Excerpts from a dataset:
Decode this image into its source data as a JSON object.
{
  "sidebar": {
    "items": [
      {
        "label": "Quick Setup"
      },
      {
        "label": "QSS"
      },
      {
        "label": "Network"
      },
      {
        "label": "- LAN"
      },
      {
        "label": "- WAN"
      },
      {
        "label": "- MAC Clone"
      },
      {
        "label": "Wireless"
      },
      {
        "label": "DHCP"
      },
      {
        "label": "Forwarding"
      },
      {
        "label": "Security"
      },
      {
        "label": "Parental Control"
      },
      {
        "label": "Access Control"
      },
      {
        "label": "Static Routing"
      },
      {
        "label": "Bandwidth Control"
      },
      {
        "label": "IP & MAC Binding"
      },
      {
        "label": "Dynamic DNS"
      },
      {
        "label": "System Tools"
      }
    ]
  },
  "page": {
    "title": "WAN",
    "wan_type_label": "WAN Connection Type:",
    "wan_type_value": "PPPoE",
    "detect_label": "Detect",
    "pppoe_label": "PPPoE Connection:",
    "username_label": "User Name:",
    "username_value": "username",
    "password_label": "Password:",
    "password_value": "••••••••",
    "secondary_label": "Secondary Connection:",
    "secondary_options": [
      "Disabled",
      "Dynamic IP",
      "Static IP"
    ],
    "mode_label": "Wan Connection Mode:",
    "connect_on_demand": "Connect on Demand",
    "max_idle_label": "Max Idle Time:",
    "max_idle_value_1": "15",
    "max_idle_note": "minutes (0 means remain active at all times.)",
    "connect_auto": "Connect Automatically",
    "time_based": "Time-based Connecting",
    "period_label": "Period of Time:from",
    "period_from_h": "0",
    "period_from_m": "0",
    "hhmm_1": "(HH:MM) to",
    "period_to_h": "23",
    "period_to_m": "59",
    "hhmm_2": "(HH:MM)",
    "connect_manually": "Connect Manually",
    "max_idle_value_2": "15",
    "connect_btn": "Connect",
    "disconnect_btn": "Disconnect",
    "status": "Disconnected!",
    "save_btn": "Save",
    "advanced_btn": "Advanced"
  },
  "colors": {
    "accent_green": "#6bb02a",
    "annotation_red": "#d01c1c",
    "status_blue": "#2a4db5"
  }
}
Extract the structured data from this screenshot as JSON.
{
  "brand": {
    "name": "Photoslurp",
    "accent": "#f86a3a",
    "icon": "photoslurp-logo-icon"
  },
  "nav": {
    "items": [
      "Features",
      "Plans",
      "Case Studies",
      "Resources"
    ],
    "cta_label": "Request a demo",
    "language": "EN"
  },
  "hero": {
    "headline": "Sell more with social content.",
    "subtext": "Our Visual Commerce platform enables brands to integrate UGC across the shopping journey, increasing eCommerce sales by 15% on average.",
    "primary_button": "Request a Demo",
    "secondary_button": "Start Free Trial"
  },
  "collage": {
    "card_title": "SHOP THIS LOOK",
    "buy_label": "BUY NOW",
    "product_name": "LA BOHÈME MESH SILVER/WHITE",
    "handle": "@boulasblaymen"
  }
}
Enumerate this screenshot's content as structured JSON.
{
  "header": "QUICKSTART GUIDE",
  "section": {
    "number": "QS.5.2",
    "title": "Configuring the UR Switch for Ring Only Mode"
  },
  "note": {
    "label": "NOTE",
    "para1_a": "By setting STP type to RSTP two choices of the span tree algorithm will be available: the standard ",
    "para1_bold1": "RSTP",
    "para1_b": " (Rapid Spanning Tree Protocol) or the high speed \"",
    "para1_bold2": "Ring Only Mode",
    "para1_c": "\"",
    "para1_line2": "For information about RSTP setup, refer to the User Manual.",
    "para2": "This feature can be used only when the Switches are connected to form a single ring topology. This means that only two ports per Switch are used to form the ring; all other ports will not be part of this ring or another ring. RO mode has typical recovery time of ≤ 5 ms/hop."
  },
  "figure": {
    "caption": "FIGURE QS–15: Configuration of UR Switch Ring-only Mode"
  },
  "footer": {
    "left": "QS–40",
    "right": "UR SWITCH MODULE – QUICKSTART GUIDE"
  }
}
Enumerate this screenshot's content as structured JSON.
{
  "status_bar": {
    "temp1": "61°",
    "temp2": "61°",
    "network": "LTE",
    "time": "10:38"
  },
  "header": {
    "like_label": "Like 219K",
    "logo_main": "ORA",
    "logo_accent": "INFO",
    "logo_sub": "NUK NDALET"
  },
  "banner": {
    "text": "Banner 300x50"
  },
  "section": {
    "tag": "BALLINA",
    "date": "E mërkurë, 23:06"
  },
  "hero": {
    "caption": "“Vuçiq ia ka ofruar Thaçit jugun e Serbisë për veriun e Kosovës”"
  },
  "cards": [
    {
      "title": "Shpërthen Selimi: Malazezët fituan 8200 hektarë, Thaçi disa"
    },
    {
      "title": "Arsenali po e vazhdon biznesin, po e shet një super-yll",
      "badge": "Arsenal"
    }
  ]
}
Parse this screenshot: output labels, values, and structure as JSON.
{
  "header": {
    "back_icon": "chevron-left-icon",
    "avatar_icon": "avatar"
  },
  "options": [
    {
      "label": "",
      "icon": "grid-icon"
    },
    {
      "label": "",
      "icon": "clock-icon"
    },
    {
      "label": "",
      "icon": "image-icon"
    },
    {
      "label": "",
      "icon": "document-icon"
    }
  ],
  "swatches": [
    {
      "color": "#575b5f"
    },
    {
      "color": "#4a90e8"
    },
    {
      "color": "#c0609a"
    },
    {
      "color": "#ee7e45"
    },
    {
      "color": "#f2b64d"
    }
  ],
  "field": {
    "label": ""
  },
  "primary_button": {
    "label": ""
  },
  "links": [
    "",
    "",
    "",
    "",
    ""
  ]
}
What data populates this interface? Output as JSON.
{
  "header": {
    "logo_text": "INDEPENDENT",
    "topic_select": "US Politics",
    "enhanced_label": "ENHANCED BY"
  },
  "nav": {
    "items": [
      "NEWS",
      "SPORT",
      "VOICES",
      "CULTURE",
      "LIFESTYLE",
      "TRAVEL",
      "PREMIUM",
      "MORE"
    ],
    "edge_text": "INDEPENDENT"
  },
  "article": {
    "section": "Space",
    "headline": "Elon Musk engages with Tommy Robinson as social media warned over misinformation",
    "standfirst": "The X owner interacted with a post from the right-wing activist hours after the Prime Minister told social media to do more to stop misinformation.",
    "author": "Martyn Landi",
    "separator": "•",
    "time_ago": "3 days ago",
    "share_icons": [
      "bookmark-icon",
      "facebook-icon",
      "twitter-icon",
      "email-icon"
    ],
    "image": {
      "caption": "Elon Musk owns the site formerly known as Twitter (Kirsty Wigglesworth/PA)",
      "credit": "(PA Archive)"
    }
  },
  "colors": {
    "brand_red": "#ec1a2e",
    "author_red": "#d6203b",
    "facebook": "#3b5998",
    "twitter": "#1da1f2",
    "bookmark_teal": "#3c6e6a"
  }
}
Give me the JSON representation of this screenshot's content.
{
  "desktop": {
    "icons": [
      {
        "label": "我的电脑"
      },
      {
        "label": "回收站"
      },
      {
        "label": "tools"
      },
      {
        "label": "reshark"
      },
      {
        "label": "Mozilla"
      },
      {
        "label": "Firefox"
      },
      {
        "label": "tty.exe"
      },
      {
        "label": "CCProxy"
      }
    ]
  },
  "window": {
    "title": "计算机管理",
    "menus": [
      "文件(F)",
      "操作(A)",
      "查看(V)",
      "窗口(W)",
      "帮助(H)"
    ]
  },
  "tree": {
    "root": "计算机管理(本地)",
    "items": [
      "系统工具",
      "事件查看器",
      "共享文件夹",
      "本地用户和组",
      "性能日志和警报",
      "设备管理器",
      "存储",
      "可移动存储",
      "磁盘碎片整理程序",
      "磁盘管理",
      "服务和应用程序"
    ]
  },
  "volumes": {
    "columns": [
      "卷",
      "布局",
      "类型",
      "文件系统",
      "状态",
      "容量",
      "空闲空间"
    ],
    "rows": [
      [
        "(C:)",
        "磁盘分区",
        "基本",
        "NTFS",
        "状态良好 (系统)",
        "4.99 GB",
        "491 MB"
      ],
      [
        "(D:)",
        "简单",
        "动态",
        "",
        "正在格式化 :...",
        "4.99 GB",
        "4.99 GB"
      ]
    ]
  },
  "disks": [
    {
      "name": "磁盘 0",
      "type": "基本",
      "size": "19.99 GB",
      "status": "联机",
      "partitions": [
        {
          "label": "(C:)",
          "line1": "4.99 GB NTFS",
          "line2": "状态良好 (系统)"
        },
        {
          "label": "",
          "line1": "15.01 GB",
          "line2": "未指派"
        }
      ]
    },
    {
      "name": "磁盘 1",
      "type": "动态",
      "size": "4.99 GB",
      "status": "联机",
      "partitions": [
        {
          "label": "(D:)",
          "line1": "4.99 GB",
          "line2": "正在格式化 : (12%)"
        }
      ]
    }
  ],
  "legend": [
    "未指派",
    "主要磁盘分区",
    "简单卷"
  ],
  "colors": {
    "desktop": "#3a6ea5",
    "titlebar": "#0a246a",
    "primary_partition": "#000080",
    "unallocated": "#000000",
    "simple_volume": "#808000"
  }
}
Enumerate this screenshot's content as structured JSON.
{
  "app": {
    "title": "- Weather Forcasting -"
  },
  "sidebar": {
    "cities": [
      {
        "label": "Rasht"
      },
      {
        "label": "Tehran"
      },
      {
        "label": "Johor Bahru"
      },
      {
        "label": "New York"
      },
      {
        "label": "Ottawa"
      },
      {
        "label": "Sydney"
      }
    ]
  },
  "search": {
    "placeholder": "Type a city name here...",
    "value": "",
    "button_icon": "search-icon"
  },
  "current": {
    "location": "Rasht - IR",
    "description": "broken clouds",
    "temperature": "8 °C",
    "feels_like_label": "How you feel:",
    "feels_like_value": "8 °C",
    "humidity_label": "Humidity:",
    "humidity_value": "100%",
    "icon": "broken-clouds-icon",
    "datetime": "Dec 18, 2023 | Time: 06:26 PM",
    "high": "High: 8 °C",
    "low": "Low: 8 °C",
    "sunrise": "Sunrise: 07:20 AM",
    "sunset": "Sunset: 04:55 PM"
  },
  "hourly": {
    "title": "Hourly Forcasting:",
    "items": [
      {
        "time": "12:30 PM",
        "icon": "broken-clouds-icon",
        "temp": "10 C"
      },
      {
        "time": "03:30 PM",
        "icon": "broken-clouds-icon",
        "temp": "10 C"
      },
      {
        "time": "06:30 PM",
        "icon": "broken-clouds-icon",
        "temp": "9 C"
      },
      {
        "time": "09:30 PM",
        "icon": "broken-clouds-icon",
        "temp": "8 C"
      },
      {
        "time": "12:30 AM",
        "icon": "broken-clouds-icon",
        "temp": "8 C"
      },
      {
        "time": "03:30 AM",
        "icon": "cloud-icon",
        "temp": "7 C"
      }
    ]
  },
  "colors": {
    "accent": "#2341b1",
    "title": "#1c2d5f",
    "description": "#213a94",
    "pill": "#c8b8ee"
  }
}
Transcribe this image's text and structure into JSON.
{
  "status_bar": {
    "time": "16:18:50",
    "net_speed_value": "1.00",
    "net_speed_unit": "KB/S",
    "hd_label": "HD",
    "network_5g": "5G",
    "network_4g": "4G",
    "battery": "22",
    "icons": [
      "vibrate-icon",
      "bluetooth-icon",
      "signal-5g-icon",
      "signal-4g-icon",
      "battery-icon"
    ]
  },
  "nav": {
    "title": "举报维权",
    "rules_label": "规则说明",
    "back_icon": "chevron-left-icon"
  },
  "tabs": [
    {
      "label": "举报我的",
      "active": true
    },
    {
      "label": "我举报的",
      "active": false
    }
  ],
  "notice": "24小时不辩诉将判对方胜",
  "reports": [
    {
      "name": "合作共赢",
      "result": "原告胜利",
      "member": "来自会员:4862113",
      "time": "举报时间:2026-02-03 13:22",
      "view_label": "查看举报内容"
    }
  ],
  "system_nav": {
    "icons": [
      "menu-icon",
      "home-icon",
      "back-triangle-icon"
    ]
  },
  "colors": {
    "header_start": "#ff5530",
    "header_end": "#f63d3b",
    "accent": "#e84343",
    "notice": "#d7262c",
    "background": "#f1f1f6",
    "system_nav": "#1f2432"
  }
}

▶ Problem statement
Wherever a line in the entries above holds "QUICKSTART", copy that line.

▶ Solution for this problem
  "header": "QUICKSTART GUIDE",
    "right": "UR SWITCH MODULE – QUICKSTART GUIDE"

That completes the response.